Small Spaces Also Provide Essential Wildlife #HabitatAtHome
No yard? No worries!
Container gardens are a perfect, mobile way to bring wildlife habitat into your home, office or business, whatever your space looks like. Plus, container gardens can go with you if you move! By thinking about gardening a little differently, you can use the space you have to provide food, shelter, and water for some of our local wildlife, while bringing yourself a breath of fresh air and the opportunity to connect with nature in your community.
Container gardens can be placed outside almost anywhere. Balconies, patios, front step, and even window boxes can be used to create habitat. If your space is not on the ground, container gardens create wildlife habitat for birds and pollinators. Washington Department of Fish and Wildlife’s Habitat at Home program, helps community members learn about the benefits of wildlife habitat. We have resources to help you create habitat where you live, work, and play, and we offer a free certification program of habitats of all sizes, so you can help spread the word about the importance of wildlife habitat in your area.
One way to design a habitat in a small space is to plan your garden vertically instead of horizontally like you would in a larger space. Consider plants that will grow to different heights, providing habitat for a wide range of wildlife. Small potted trees, mid-sized flowers, and low ground cover plants increase the amount of biodiversity you can support in a small area.
No green thumb? No problem!
Native plants are the perfect place to start, and fall is a great time to get started! Native plants are low maintenance because they are well-adapted to our region’s weather and resistant to local pests.
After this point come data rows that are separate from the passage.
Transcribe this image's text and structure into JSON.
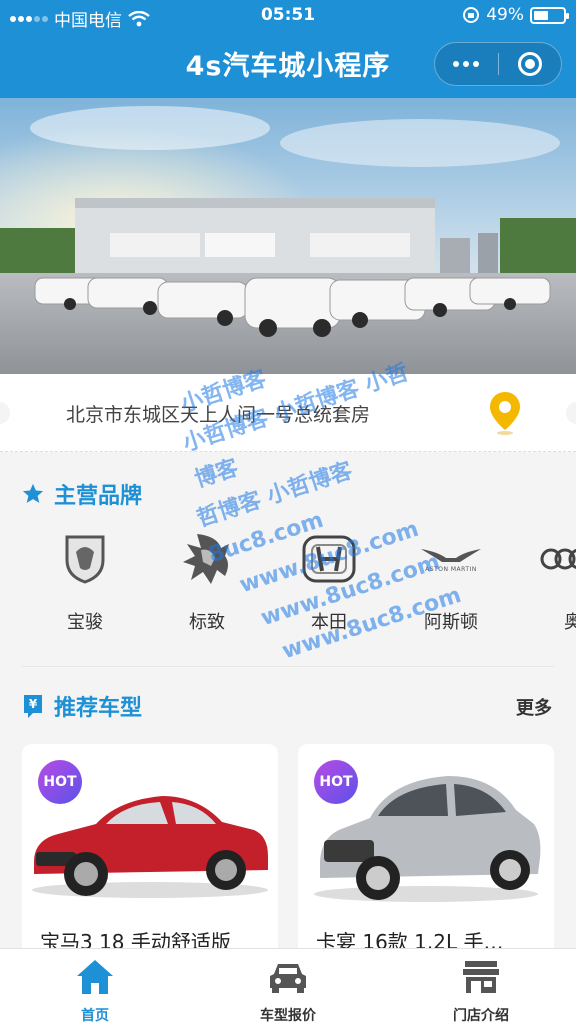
{
  "status_bar": {
    "carrier": "中国电信",
    "time": "05:51",
    "battery": "49%",
    "battery_level": 0.49
  },
  "nav": {
    "title": "4s汽车城小程序"
  },
  "address": {
    "text": "北京市东城区天上人间一号总统套房"
  },
  "brands_section": {
    "title": "主营品牌",
    "items": [
      {
        "name": "宝骏",
        "icon": "baojun-logo-icon"
      },
      {
        "name": "标致",
        "icon": "peugeot-logo-icon"
      },
      {
        "name": "本田",
        "icon": "honda-logo-icon"
      },
      {
        "name": "阿斯顿",
        "icon": "aston-martin-logo-icon"
      },
      {
        "name": "奥",
        "icon": "audi-logo-icon"
      }
    ],
    "aston_wordmark": "ASTON MARTIN"
  },
  "recommend_section": {
    "title": "推荐车型",
    "more": "更多",
    "badge_icon": "yuan-badge-icon"
  },
  "cars": [
    {
      "title": "宝马3 18 手动舒适版",
      "badge": "HOT",
      "color": "#c4202c"
    },
    {
      "title": "卡宴 16款 1.2L 手…",
      "badge": "HOT",
      "color": "#b9bcc0"
    }
  ],
  "tabbar": {
    "items": [
      {
        "label": "首页",
        "icon": "home-icon",
        "active": true
      },
      {
        "label": "车型报价",
        "icon": "car-icon",
        "active": false
      },
      {
        "label": "门店介绍",
        "icon": "store-icon",
        "active": false
      }
    ]
  },
  "watermark": {
    "lines": [
      "小哲博客",
      "小哲博客 小哲博客 小哲博客",
      "哲博客 小哲博客 8uc8.com",
      "www.8uc8.com",
      "www.8uc8.com",
      "www.8uc8.com"
    ]
  },
  "colors": {
    "accent": "#1e90d6",
    "hot_badge": "#7b4fe6",
    "pin": "#f5b800"
  }
}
Fall is an ideal time to get started because fall rain reduces the need for watering and freezing temperatures are still (hopefully) a way off. It’s a great time to plant seeds, as they will germinate over the wet winter months and be ready to sprout and bloom in the spring.
Other things to consider as you plan your container gardens:
- Study the space you want to place plants in to see how much sun it gets on an average day. Six hours a day is considered full sun, less and you should look for partial or full shade species.
- Look for native plants that do well in compact or dry soils, because soil in pots dries more quickly than in the ground.
- Add a water source for pollinating insects and small birds, and amphibians. You can create your own insect bath using a wide, shallow dish filled with water and stones (bees can’t swim!).
Habitat at Home, formerly known as the Backyard Wildlife Sanctuary Program, is the Washington Department of Fish and Wildlife’s (WDFW) effort to encourage Washingtonians to connect with nature where they live.
Check out our website for more container gardens tips and DIY wildlife habitat projects. Small-space gardens can become certified wildlife habitat too, so apply for a container garden sign after you create your habitat.
Check out these websites for more information: